▶ _What is expected_:
Before you return the lines below, strip out any images and keep every word as written.

-- Opening Marker --

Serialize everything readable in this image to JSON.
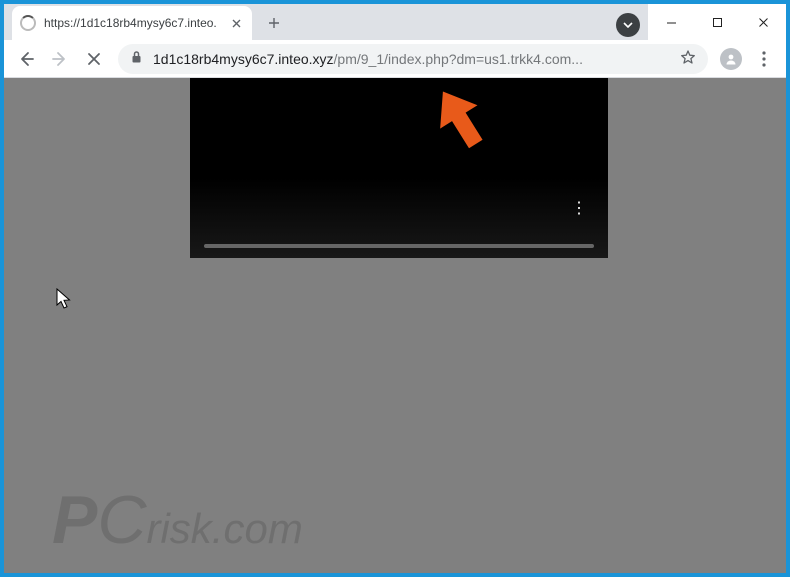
{
  "window": {
    "minimize_label": "Minimize",
    "maximize_label": "Maximize",
    "close_label": "Close"
  },
  "tab": {
    "title": "https://1d1c18rb4mysy6c7.inteo.",
    "close_label": "Close tab"
  },
  "newtab": {
    "label": "New tab"
  },
  "tabstrip": {
    "caret_label": "Search tabs"
  },
  "nav": {
    "back_label": "Back",
    "forward_label": "Forward",
    "stop_label": "Stop"
  },
  "omnibox": {
    "lock_label": "Secure",
    "domain": "1d1c18rb4mysy6c7.inteo.xyz",
    "path": "/pm/9_1/index.php?dm=us1.trkk4.com...",
    "bookmark_label": "Bookmark this page"
  },
  "profile": {
    "label": "Profile"
  },
  "menu": {
    "label": "Customize and control"
  },
  "video": {
    "more_label": "More options",
    "more_glyph": "⋮"
  },
  "watermark": {
    "p": "P",
    "c": "C",
    "suffix": "risk.com"
  },
  "colors": {
    "frame": "#1a94d8",
    "content_bg": "#808080",
    "arrow": "#e85a1a"
  }
}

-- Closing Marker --

▶ _Response area_:
Serialize everything readable in this image to JSON.
{
  "window": {
    "minimize_label": "Minimize",
    "maximize_label": "Maximize",
    "close_label": "Close"
  },
  "tab": {
    "title": "https://1d1c18rb4mysy6c7.inteo.",
    "close_label": "Close tab"
  },
  "newtab": {
    "label": "New tab"
  },
  "tabstrip": {
    "caret_label": "Search tabs"
  },
  "nav": {
    "back_label": "Back",
    "forward_label": "Forward",
    "stop_label": "Stop"
  },
  "omnibox": {
    "lock_label": "Secure",
    "domain": "1d1c18rb4mysy6c7.inteo.xyz",
    "path": "/pm/9_1/index.php?dm=us1.trkk4.com...",
    "bookmark_label": "Bookmark this page"
  },
  "profile": {
    "label": "Profile"
  },
  "menu": {
    "label": "Customize and control"
  },
  "video": {
    "more_label": "More options",
    "more_glyph": "⋮"
  },
  "watermark": {
    "p": "P",
    "c": "C",
    "suffix": "risk.com"
  },
  "colors": {
    "frame": "#1a94d8",
    "content_bg": "#808080",
    "arrow": "#e85a1a"
  }
}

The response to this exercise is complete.